Records provided Start Marker

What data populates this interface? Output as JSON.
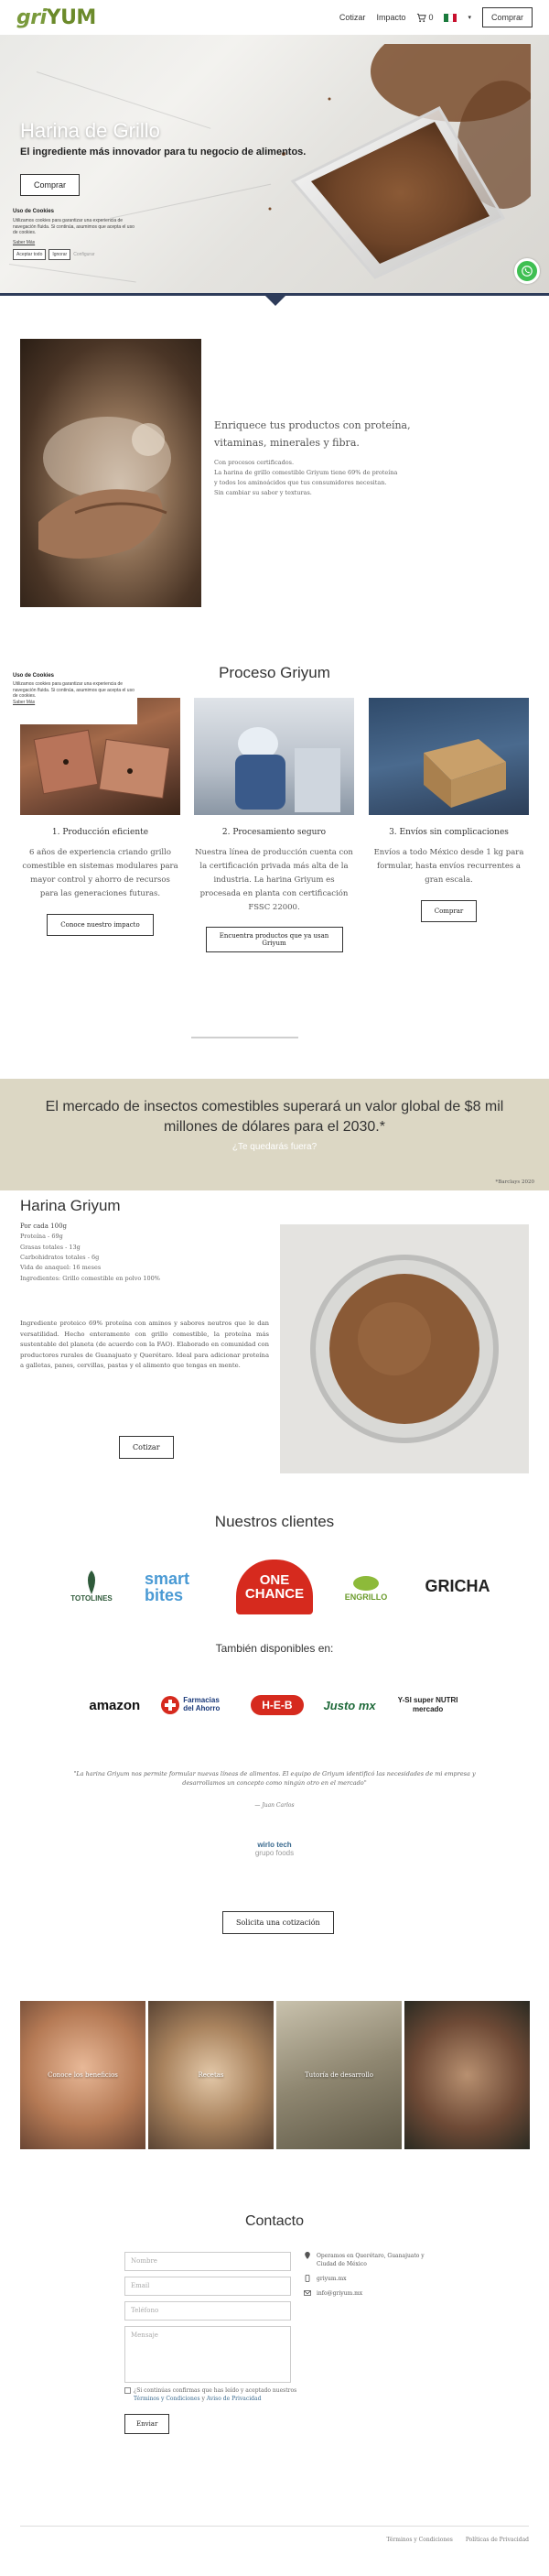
{
  "header": {
    "logo_left": "gri",
    "logo_right": "YUM",
    "nav": [
      "Cotizar",
      "Impacto"
    ],
    "cart_count": "0",
    "cta_label": "Comprar"
  },
  "hero": {
    "title": "Harina de Grillo",
    "subtitle": "El ingrediente más innovador para tu negocio de alimentos.",
    "button_label": "Comprar"
  },
  "cookie": {
    "title": "Uso de Cookies",
    "text": "Utilizamos cookies para garantizar una experiencia de navegación fluida. Si continúa, asumimos que acepta el uso de cookies.",
    "link": "Saber Más",
    "accept": "Aceptar todo",
    "reject": "Ignorar",
    "config": "Configurar"
  },
  "intro": {
    "heading": "Enriquece tus productos con proteína, vitaminas, minerales y fibra.",
    "lines": [
      "Con procesos certificados.",
      "La harina de grillo comestible Griyum tiene 69% de proteína",
      "y todos los aminoácidos que tus consumidores necesitan.",
      "Sin cambiar su sabor y texturas."
    ]
  },
  "proceso": {
    "title": "Proceso Griyum",
    "cookie_title": "Uso de Cookies",
    "cookie_text": "Utilizamos cookies para garantizar una experiencia de navegación fluida. Si continúa, asumimos que acepta el uso de cookies.",
    "cookie_link": "Saber Más",
    "columns": [
      {
        "title": "1. Producción eficiente",
        "body": "6 años de experiencia criando grillo comestible en sistemas modulares para mayor control y ahorro de recursos para las generaciones futuras.",
        "button": "Conoce nuestro impacto"
      },
      {
        "title": "2. Procesamiento seguro",
        "body": "Nuestra línea de producción cuenta con la certificación privada más alta de la industria. La harina Griyum es procesada en planta con certificación FSSC 22000.",
        "button": "Encuentra productos que ya usan Griyum"
      },
      {
        "title": "3. Envíos sin complicaciones",
        "body": "Envíos a todo México desde 1 kg para formular, hasta envíos recurrentes a gran escala.",
        "button": "Comprar"
      }
    ]
  },
  "banner": {
    "headline": "El mercado de insectos comestibles superará un valor global de $8 mil millones de dólares para el 2030.*",
    "question": "¿Te quedarás fuera?",
    "source": "*Barclays 2020"
  },
  "product": {
    "title": "Harina Griyum",
    "presentation": "Por cada 100g",
    "nutrition": [
      "Proteína - 69g",
      "Grasas totales - 13g",
      "Carbohidratos totales - 6g",
      "Vida de anaquel: 16 meses",
      "Ingredientes: Grillo comestible en polvo 100%"
    ],
    "description": "Ingrediente proteico 69% proteína con aminos y sabores neutros que le dan versatilidad. Hecho enteramente con grillo comestible, la proteína más sustentable del planeta (de acuerdo con la FAO). Elaborado en comunidad con productores rurales de Guanajuato y Querétaro. Ideal para adicionar proteína a galletas, panes, cervillas, pastas y el alimento que tengas en mente.",
    "button": "Cotizar"
  },
  "clients": {
    "title": "Nuestros clientes",
    "logos": [
      "TOTOLINES",
      "smart bites",
      "ONE CHANCE",
      "ENGRILLO",
      "GRICHA"
    ]
  },
  "available": {
    "title": "También disponibles en:",
    "stores": [
      "amazon",
      "Farmacias del Ahorro",
      "H-E-B",
      "Justo mx",
      "Y-SI super NUTRI mercado"
    ]
  },
  "testimonial": {
    "text": "\"La harina Griyum nos permite formular nuevas líneas de alimentos. El equipo de Griyum identificó las necesidades de mi empresa y desarrollamos un concepto como ningún otro en el mercado\"",
    "author": "— Juan Carlos",
    "logo_main": "wirlo tech",
    "logo_sub": "grupo foods"
  },
  "quote_button": "Solicita una cotización",
  "tiles": [
    {
      "label": "Conoce los beneficios"
    },
    {
      "label": "Recetas"
    },
    {
      "label": "Tutoría de desarrollo"
    },
    {
      "label": ""
    }
  ],
  "contact": {
    "title": "Contacto",
    "placeholders": [
      "Nombre",
      "Email",
      "Teléfono",
      "Mensaje"
    ],
    "terms_prefix": "¿Si continúas confirmas que has leído y aceptado nuestros",
    "terms_link1": "Términos y Condiciones",
    "terms_mid": "y",
    "terms_link2": "Aviso de Privacidad",
    "send": "Enviar",
    "info": [
      "Operamos en Querétaro, Guanajuato y Ciudad de México",
      "griyum.mx",
      "info@griyum.mx"
    ]
  },
  "footer": {
    "links": [
      "Términos y Condiciones",
      "Políticas de Privacidad"
    ]
  },
  "colors": {
    "brand_green": "#7a9a3c",
    "navy": "#2e3c5a",
    "banner_bg": "#dcd7c4",
    "whatsapp": "#3fbf52"
  }
}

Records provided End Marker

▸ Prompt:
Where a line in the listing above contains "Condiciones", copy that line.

▸ Task result:
    "terms_link1": "Términos y Condiciones",
      "Términos y Condiciones",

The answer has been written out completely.